Task instructions ->
In the records below, find each line holding the word "content" and copy it.

Given data ->
- Opening Delimiter -

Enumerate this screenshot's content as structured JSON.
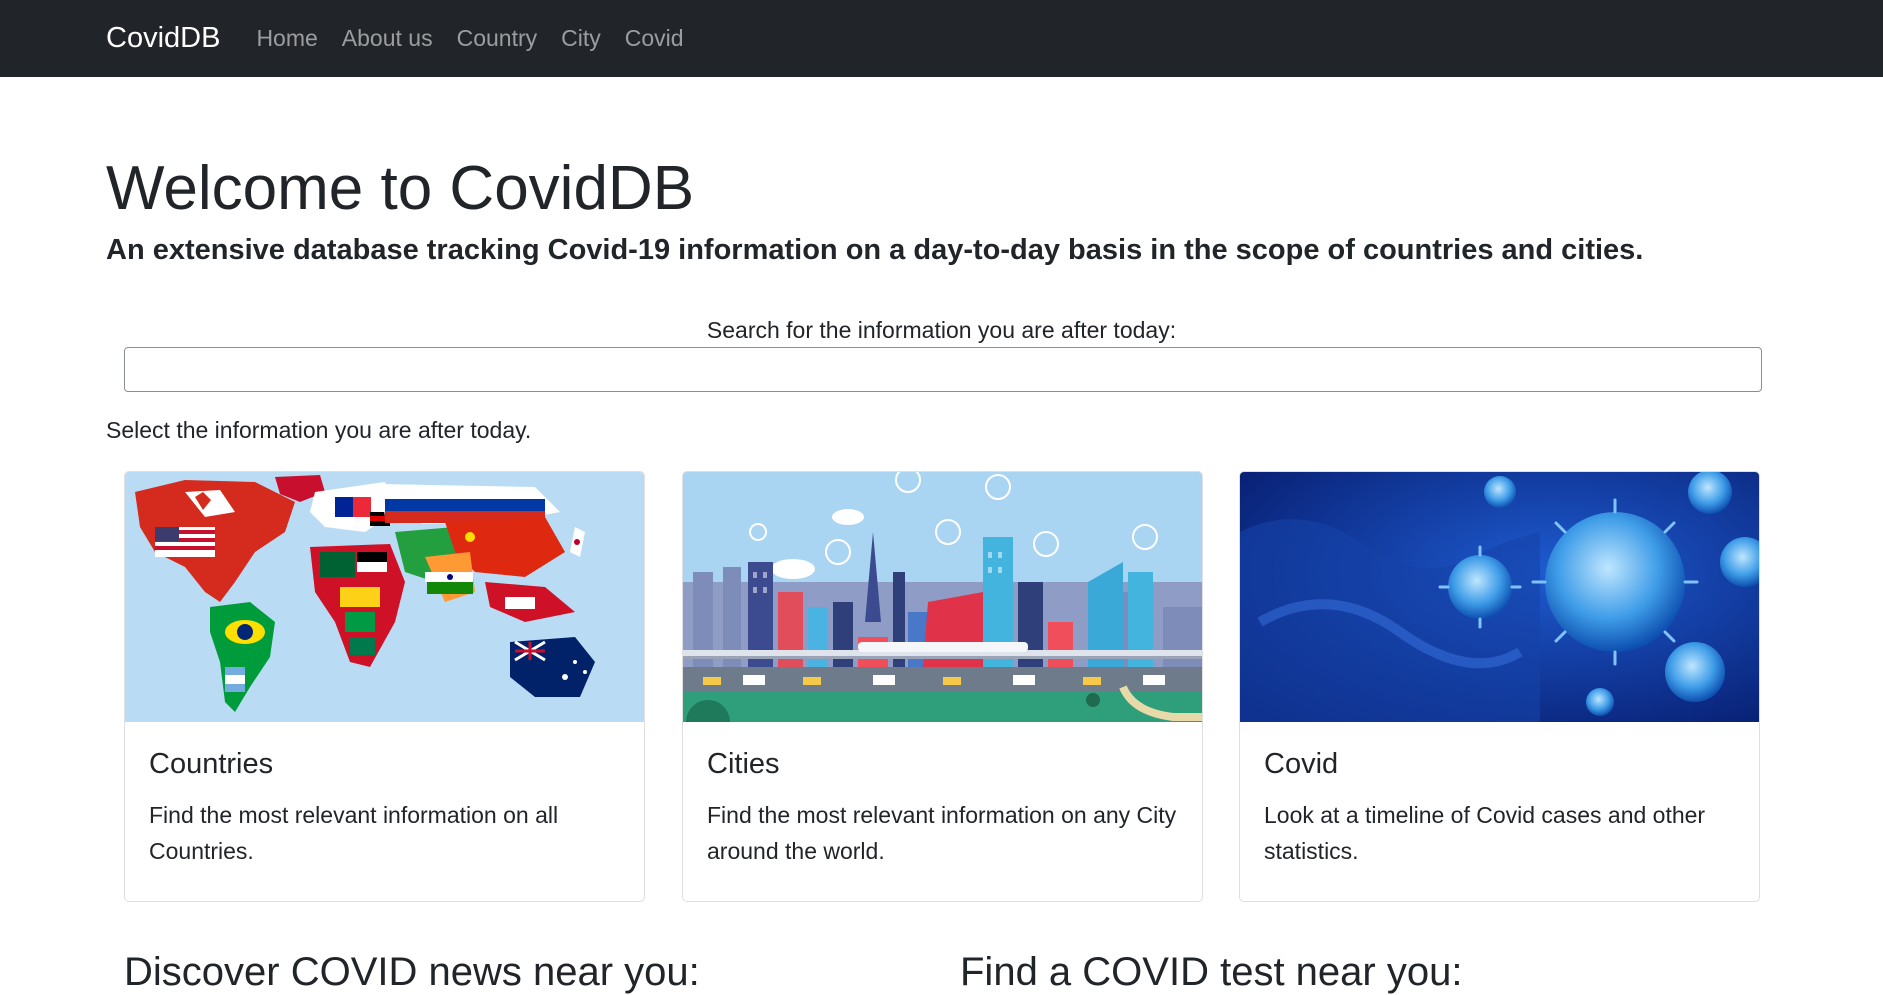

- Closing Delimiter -
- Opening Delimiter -

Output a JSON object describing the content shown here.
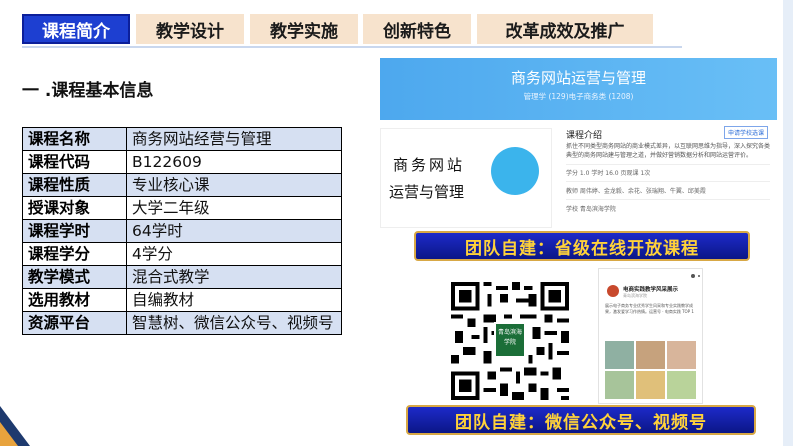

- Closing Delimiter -
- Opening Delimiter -

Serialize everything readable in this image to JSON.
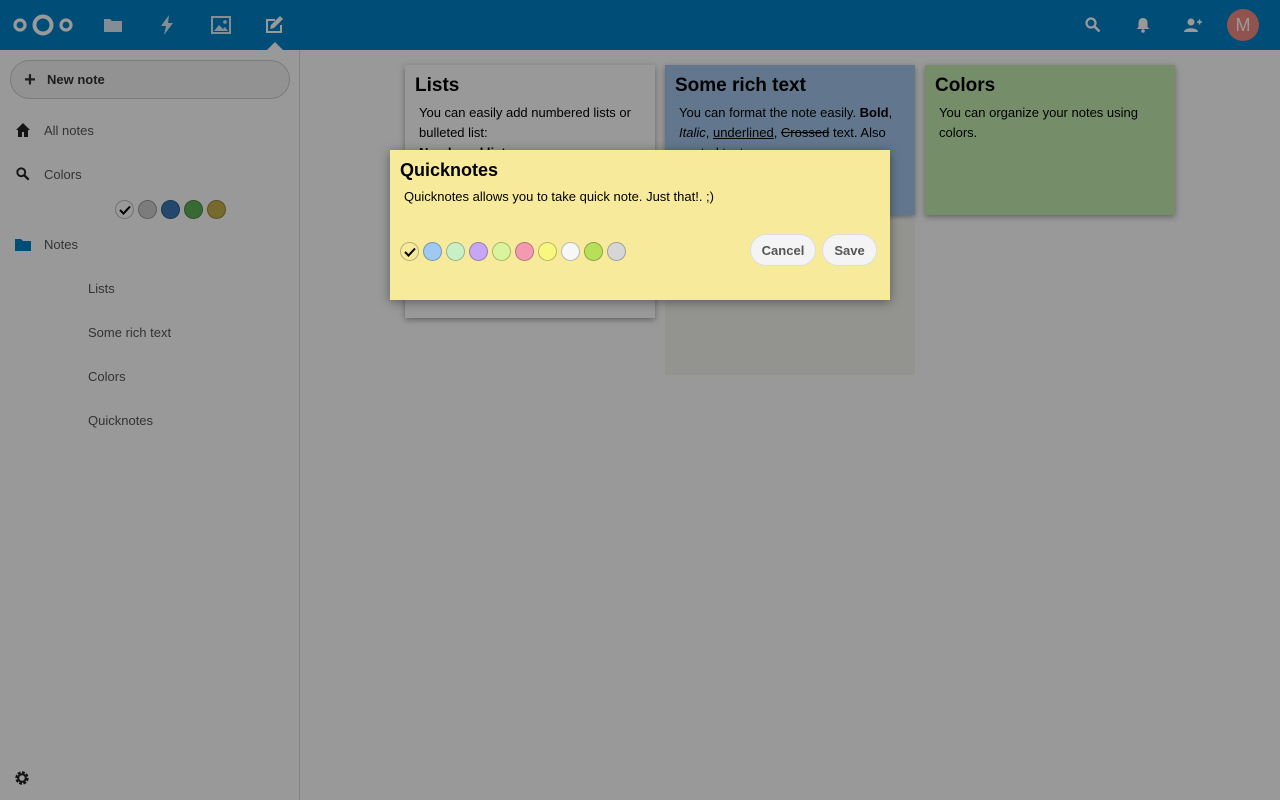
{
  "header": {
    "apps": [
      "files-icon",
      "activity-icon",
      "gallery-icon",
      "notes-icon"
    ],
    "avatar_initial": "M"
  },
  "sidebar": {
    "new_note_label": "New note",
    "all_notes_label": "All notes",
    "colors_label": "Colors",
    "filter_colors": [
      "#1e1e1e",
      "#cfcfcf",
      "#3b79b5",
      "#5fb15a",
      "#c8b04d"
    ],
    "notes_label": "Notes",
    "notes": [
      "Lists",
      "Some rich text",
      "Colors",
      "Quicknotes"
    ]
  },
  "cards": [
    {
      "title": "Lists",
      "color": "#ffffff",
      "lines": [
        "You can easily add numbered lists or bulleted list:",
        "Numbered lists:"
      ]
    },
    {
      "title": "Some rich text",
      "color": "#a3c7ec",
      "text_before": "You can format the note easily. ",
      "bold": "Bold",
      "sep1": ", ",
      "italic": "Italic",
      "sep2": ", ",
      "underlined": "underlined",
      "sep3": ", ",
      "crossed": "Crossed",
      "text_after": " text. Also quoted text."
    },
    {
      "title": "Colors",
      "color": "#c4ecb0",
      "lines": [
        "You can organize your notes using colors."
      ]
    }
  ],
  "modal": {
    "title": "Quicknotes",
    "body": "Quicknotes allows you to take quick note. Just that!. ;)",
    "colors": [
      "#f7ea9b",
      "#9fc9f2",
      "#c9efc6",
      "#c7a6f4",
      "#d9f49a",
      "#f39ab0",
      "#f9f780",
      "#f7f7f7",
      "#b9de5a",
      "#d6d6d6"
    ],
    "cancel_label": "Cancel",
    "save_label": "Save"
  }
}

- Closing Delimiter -

Exercise output ->
Enumerate this screenshot's content as structured JSON.
Output a JSON object describing the content shown here.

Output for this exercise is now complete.